The small is displaced by the large, day after day: the smaller hill farm by the larger; the market store by the supermarket; the community by the district hospital. The same story has been repeated over the last fifteen years with thousands of schools and post-offices, dairy farms and pubs. And it is about to happen to our Cumbrian charities.
More people are involved in voluntary activity in Penrith and the Border than almost any other constituency in Britain. In the last few weeks, I have seen Eden Valley Hospice, Greystoke’s Sunbeams Music Trust, Wigton’s Chrysalis, Bewcastle’s Low Luckens farm, Brampton’s community trust, Carlisle’s Eden Valley Hospice, Heathland’s Glenmore Trust, and the Appleby Heritage Centre. One consists of a husband and wife and 27 acres; another has four hundred volunteers. One receives half its funding from the government; another raises £7,000 pounds of private donations a week. One is in a purpose-built building with bright modern furniture, another in a set of railway carriages. They deal with everything from eight year olds to eighty year olds; housing to health. But each was born in Cumbria; and all still bear the mark of their origin as a tiny charity, and their founders’ desire to meet a particular Cumbrian need.
Hospice at Home was created by four people who realised that 80 per cent of the people who died in hospital would rather die at home.

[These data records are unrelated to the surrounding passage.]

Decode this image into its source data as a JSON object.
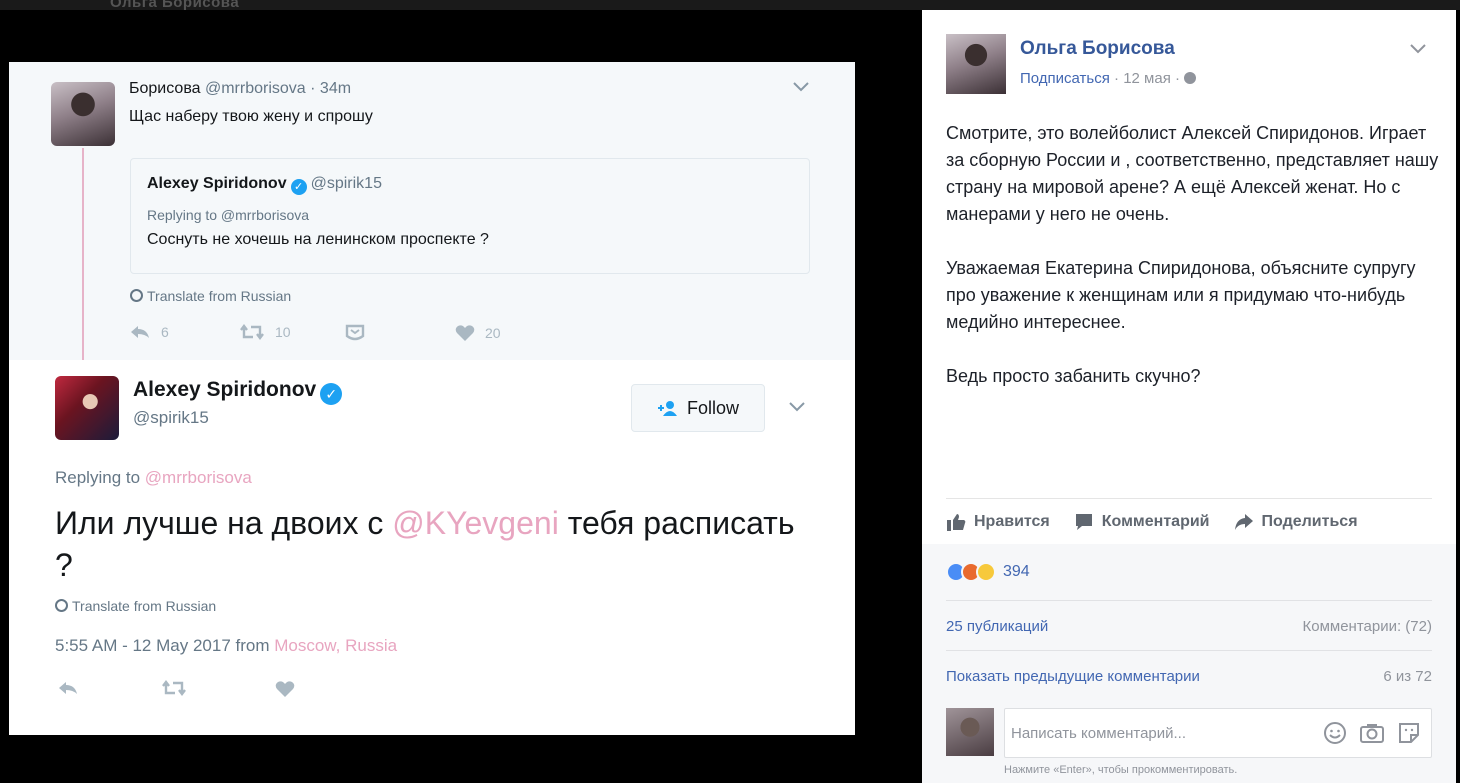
{
  "top_strip": {
    "ghost_title": "Ольга Борисова"
  },
  "twitter": {
    "reply_tweet": {
      "name": "Борисова",
      "handle": "@mrrborisova",
      "time": "· 34m",
      "text": "Щас наберу твою жену и спрошу",
      "quoted": {
        "name": "Alexey Spiridonov",
        "handle": "@spirik15",
        "replying_to": "Replying to @mrrborisova",
        "text": "Соснуть не хочешь на ленинском проспекте ?"
      },
      "translate": "Translate from Russian",
      "replies": "6",
      "retweets": "10",
      "likes": "20"
    },
    "main_tweet": {
      "name": "Alexey Spiridonov",
      "handle": "@spirik15",
      "follow_label": "Follow",
      "replying_prefix": "Replying to",
      "replying_handle": "@mrrborisova",
      "text_before": "Или лучше на двоих с",
      "text_mention": "@KYevgeni",
      "text_after": "тебя расписать ?",
      "translate": "Translate from Russian",
      "timestamp": "5:55 AM - 12 May 2017 from",
      "location": "Moscow, Russia"
    }
  },
  "facebook": {
    "author": "Ольга Борисова",
    "subscribe": "Подписаться",
    "date": "· 12 мая ·",
    "paragraphs": [
      "Смотрите, это волейболист Алексей Спиридонов. Играет за сборную России и , соответственно, представляет нашу страну на мировой арене? А ещё Алексей женат. Но с манерами у него не очень.",
      "Уважаемая Екатерина Спиридонова, объясните супругу про уважение к женщинам или я придумаю что-нибудь медийно интереснее.",
      "Ведь просто забанить скучно?"
    ],
    "actions": {
      "like": "Нравится",
      "comment": "Комментарий",
      "share": "Поделиться"
    },
    "reactions_count": "394",
    "shares": "25 публикаций",
    "comments_count": "Комментарии: (72)",
    "show_previous": "Показать предыдущие комментарии",
    "shown_of": "6 из 72",
    "comment_placeholder": "Написать комментарий...",
    "comment_hint": "Нажмите «Enter», чтобы прокомментировать."
  }
}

It has managed all the tumult of NHS reforms, all the risks of growth, and all the funding crises, to now serve hundreds of patients a year, with over ten thousand hours of care. It has staged grand fundraising events (I still haven’t lived down dancing with 150 Santas in Penrith) and it has been honoured with medals at Buckingham palace. But its stall is still at the Skelton Show, and Fiona, who was a founder fifteen years ago, still works there now. Each organisation’s overheads are low and their staff are effective and experienced. But they cannot afford permanent staff for writing grant applications, and they are rarely financially secure.
Now giant ‘third-sector organisations’ are competing against them. These big national charities have strengths (professional management, economies of scale, skills and good track records) but this is not why they consistently win contracts: they generally win because they are richer and more powerful. They have revenues of hundreds of millions of pounds a year: a hundred times the size of the largest Cumbrian charities. Some have more than a hundred people just in their fundraising and ‘development’ teams. And they know how to promote themselves: this week there were ten events organised by big national charities in Parliament, with celebrity guests, videos, and pink-iced cakes. Yesterday, I was presenting an award at a London ceremony for charities that had so many glamorous assistants, spotlights, sport-stars, and tracks of ethnic drumming, that I thought I was at an American ballgame.

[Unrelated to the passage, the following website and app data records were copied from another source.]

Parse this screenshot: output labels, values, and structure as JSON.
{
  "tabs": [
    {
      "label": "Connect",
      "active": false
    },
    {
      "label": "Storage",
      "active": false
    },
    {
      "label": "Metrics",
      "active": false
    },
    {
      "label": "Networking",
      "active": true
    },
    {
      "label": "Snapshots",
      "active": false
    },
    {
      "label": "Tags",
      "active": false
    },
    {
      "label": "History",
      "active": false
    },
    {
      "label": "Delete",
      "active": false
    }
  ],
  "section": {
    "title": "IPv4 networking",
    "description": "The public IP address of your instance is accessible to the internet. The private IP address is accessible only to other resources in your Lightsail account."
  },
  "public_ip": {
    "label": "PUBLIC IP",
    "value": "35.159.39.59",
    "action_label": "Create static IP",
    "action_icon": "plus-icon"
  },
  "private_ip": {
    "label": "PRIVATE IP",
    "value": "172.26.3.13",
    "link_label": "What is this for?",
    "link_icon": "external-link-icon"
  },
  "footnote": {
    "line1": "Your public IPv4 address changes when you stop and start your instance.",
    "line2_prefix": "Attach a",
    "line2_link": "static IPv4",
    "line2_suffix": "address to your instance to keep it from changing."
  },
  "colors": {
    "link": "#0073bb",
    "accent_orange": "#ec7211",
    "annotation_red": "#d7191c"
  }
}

But it is not the cakes which make big charities so appealing to foundations and government: it is that they feed our new obsessions with ‘professionalism’, ‘accountability’, ‘risk-assessment’, and ‘sustainability’: all of which often come down to ‘size’. Contracts are increasing in scale. Application forms demand elaborate strategies, and needs assessments. Insurance costs are rocketing (as even Crosby Ravensworth Village Fair is finding to its cost). Compliance favours the most exhaustive monitoring and documentation. The most straightforward act of neighbourliness now requires a training course.

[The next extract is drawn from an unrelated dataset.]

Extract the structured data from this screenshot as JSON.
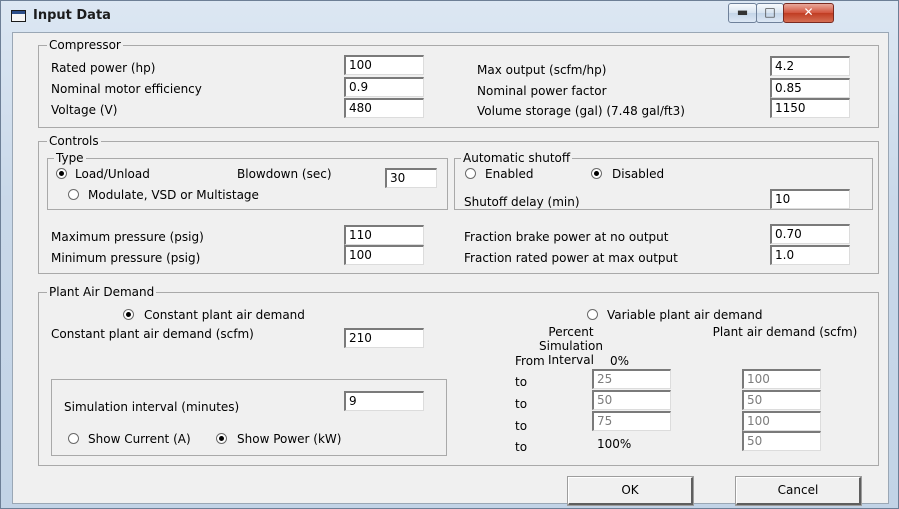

How much easier, therefore, to give the contract to a national charity, with its financial base, sophisticated reporting systems, right qualifications and right words. But often how much worse for the ‘service-users’: because in many charities, local knowledge, leadership and flexibility are more important than a complex national template. What matters are not strategic plans but human relationships; not qualifications but compassion and understanding. If Eden Mencap – with no national support system – loses its grant to a big national provider what will that mean for my friend in Penrith? He has learning difficulties but does not receive government support. Will the national sit down with him, as Eden Mencap does almost every week, to talk, or gently to unpick the hundreds of pounds’ debt he has run up on his Argos card? Would they process him if he were not funded as part of a government contract? Would they even keep the office on the high street, so he could find them? And would they have known him for twenty years?
I am now working with Cumbria Voluntary Service to bring small local charities together with donors. The hope is to create simpler processes and more manageable contracts, which reward local knowledge and experience, rather than hyper-polished proposals. I’ve asked Whitehall for ideas on how officers can adapt the procurement regulations. But the big national charities can also help by showing more sensitivity.
Some already do. Last week, I was at the wonderful new Roman Frontier Gallery at Tullie House with the Director of the British Museum. The British Museum, like the Liverpool Tate gallery, could have set up a “BM North”. They have the money, reputation and the masterpieces to succeed and take visitors and funding away from local museums. Instead, they have chosen to lend their treasures to Tullie, and work with their curators to build on what is already there. I hope more of the great national charities will follow their example.